Painted woodwork conceals some flaws, and reveals others. Notably, it will reveal poor painting skills. I’m not a big fan of painted cabinets, I suppose not many woodworkers are, but in this case they fit in with the existing design.
With painted cabinets, you can use lower grades of wood, but you still can’t go too cheap because you need a smooth surface and you need sharp corners where you make your cuts. Even painted, any tear-out or splintered edges will be obvious flaws. And if your holes and gaps aren’t adequately filled, they will forever be a glaring defect that everyone will see. So you still have to take care even if you’re going to paint what you’re building.
The door frames are pretty narrow (1 1/2″ wide), and as such I felt the need to join them by mortisse and tenon. They need all the strength they can get.
So, above is a pic of me cutting four tenons at once. I taped all four pieces of wood together so they all fit in the jig, and in one pass I made the exact same cut on all four pieces of wood. This may seem foolishly dangerous, but these pieces are so small that they would not fit into the jig one at a time. Normally when they’re this small I’d just hand cut them, but this seemed to get the job done.
Here’s the frame being assembled. Note the absence of blood; I haven’t lost any fingers yet.
I had to cut out a groove for the mirror. The mirrors are 1/4″ thick glass. I think they’re stronger than the frame I’m putting them in.
It fits well. I hope the paint will conceal that tear-out in the wood. (It won’t.)
I’ve had these mirrors over a year. They’re finally going to have a home.

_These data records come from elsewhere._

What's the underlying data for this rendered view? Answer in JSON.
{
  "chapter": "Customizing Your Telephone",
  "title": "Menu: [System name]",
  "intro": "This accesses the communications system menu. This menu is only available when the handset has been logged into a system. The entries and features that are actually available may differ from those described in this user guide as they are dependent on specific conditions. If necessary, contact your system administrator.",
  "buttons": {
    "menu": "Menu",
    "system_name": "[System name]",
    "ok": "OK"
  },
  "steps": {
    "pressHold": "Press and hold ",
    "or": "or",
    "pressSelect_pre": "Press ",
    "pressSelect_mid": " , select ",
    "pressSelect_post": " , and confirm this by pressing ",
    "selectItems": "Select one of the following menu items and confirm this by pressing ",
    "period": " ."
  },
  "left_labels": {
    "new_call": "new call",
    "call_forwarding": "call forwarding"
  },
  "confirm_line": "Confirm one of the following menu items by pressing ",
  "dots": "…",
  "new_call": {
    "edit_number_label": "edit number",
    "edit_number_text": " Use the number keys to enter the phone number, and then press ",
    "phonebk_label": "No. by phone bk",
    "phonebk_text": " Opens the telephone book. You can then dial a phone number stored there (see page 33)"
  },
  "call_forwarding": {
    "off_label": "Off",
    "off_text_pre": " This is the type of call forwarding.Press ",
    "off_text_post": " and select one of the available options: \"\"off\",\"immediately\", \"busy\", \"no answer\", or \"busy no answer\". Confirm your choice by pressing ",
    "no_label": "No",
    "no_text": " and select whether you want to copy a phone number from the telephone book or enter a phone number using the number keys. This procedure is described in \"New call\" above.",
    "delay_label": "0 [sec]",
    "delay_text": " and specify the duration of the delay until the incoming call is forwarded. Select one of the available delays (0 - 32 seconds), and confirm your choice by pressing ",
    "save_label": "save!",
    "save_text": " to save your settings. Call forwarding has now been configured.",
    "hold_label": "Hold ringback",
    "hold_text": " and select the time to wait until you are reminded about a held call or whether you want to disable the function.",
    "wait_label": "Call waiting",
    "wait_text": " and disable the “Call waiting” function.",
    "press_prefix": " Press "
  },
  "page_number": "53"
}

The fit is great. About 1/16″ between the glass and the wood. I’m going to put a bead of silicone gel around the inside of the wood frame and just rest the glass onto it. I have some plywood backings that will go onto the back of the glass. This should be a really solid door for a medicine cabinet.
Now I’m just waiting for the paint to dry.